TASK REQUIREMENTS – Go over the entries below line by line, copying each one that contains the word "prodotti".

EXERCISE INPUTS –
· · · · · · ·

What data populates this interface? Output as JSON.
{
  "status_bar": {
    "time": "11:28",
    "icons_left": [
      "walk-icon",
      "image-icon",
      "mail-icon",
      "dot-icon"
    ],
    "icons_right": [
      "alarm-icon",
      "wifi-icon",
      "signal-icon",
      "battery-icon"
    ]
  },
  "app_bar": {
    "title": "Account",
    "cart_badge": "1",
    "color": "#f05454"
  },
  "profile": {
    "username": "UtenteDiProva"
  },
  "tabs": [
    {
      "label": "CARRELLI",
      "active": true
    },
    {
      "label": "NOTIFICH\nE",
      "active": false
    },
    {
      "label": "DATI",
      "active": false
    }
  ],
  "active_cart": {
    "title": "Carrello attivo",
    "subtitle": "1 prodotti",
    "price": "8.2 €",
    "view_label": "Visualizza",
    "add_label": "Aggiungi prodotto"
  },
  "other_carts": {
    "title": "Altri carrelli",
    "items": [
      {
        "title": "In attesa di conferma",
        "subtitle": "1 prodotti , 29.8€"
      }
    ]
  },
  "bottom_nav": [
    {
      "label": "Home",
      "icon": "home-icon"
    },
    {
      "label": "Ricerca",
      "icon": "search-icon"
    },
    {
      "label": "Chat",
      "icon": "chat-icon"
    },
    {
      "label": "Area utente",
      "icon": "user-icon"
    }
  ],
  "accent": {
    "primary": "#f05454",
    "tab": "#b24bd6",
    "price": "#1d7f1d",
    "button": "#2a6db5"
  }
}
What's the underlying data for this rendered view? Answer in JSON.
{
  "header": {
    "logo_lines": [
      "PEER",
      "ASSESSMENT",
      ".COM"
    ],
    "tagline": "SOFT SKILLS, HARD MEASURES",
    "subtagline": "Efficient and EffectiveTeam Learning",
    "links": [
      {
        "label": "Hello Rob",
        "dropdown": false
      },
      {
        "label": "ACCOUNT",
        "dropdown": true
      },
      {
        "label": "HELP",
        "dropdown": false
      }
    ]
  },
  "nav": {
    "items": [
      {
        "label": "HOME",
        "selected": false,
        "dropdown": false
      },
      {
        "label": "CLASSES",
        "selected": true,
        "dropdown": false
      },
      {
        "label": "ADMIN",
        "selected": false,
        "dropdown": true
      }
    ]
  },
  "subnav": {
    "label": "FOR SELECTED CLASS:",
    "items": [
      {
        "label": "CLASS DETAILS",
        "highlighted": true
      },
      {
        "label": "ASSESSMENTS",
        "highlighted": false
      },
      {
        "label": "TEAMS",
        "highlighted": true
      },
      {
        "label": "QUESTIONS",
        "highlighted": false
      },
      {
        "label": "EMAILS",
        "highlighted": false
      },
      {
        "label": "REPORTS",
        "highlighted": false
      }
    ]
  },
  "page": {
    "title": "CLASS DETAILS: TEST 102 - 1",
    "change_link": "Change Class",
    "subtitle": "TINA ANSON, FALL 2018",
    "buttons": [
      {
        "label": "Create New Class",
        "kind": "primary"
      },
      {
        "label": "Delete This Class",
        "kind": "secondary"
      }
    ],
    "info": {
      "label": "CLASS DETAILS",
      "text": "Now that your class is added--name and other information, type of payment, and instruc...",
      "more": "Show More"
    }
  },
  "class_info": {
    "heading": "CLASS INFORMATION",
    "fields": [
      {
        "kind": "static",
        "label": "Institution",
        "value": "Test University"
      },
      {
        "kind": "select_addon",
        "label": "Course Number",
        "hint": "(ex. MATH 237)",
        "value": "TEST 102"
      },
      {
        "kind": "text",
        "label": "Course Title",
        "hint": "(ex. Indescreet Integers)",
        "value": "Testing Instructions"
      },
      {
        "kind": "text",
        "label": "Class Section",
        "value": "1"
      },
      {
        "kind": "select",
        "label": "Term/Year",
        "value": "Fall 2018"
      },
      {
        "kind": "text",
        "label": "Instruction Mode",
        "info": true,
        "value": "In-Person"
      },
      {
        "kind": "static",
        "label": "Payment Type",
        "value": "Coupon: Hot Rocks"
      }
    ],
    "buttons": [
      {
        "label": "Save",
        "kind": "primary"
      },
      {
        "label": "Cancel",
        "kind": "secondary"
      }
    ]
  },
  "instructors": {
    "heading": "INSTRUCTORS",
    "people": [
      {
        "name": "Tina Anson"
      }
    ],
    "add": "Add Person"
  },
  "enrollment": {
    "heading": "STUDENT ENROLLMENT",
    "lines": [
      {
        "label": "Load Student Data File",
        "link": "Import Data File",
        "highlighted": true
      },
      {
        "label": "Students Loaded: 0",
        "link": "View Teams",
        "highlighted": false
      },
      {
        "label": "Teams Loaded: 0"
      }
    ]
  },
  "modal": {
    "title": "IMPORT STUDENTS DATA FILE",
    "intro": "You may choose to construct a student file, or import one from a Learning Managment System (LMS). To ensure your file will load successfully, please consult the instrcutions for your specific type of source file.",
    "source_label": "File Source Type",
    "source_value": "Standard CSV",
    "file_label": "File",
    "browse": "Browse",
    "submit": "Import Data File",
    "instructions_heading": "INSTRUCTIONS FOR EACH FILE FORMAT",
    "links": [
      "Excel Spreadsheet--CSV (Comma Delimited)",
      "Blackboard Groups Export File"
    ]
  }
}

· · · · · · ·

ANSWER AREA –
    "subtitle": "1 prodotti",
        "subtitle": "1 prodotti , 29.8€"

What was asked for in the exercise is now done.